Changes in amortization or depreciation methods also require approval from the IRS. However, some changes are usually permitted without special permission from the IRS. If unsure, consult a business tax professional.
You can choose to file Form 3115 in duplicate. All you need to do is attach the original form to your income tax return. You will also need to file a copy of the form with the IRS National Office. To file Form 3115, open the return and complete screens under the Change in the Accounting method section.
You must provide lots of information about you and your business. Such information includes:
ᐅ ID number
ᐅ Applicant type
ᐅ Phone number
ᐅ Tax year information
ᐅ Accounting details
You must also attach several supporting documents. They include your business’s balance sheets and income statements. These documents should be from the previous year. The final attachment should be a statement that specifies the accounting method used when preparing the sheets.
If filing electronically, the system will attach your Form 3115 as an electronic file.

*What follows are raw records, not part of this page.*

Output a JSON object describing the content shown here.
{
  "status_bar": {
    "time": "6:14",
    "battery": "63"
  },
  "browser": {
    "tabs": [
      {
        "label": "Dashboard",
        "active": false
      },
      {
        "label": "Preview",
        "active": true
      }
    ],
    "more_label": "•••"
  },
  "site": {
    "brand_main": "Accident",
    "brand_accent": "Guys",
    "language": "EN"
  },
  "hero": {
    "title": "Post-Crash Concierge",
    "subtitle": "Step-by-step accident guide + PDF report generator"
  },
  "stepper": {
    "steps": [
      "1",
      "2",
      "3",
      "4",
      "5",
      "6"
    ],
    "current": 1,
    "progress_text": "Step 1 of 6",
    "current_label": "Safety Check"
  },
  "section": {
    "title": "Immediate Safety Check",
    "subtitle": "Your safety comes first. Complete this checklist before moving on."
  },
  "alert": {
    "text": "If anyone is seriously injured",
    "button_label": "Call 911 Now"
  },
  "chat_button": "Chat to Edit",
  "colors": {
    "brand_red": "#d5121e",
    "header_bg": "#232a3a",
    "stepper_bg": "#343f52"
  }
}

You don’t need to sign the original Form 3115. But you must submit two copies of Form 3115 to the IRS. However, if you use a tax preparer, they’re required to sign Form 3115 and provide their Preparer Tax Identification Number. Remember, never sign a blank return. This poses a significant financial risk for you and your business.
You need to file Form 3115 after the first day of the year of the change. While there are specific deadlines on the form, the earlier you file, the more time the IRS will have to resolve any issues.
If you discover that you entered incorrect information or forgot to include something, you can amend Form 3115. Unfortunately, amending the form is a complicated process. You need the help of a professional tax preparer.
The IRS requires all taxpayers to fill all back tax returns for years not yet filed. In addition, the IRS requires you to file the last six years of tax returns to be in good standing.
For non-automatic Form 3115, the user fee increased from $9,500 to $10,800. In addition, the fee for identical changes in accounting method increased from $200 to $230 per applicant.
Under the recent revisions, an eligible BBA partnership can file a Form 3115.
Form 3115 is a quick way for businesses to make changes to accounting methods. However, taxpayers are usually hindered by the five-year rule. While taxpayers can file Form 3115 for different accounting changes, five years must elapse before filing a second 3115.
To ensure the successful filing of Form 3115, we recommend choosing the right tax professional for your business. When looking for the right tax professional, make sure they have a valid PTIN. Also, take your time to compare fees with multiple professionals.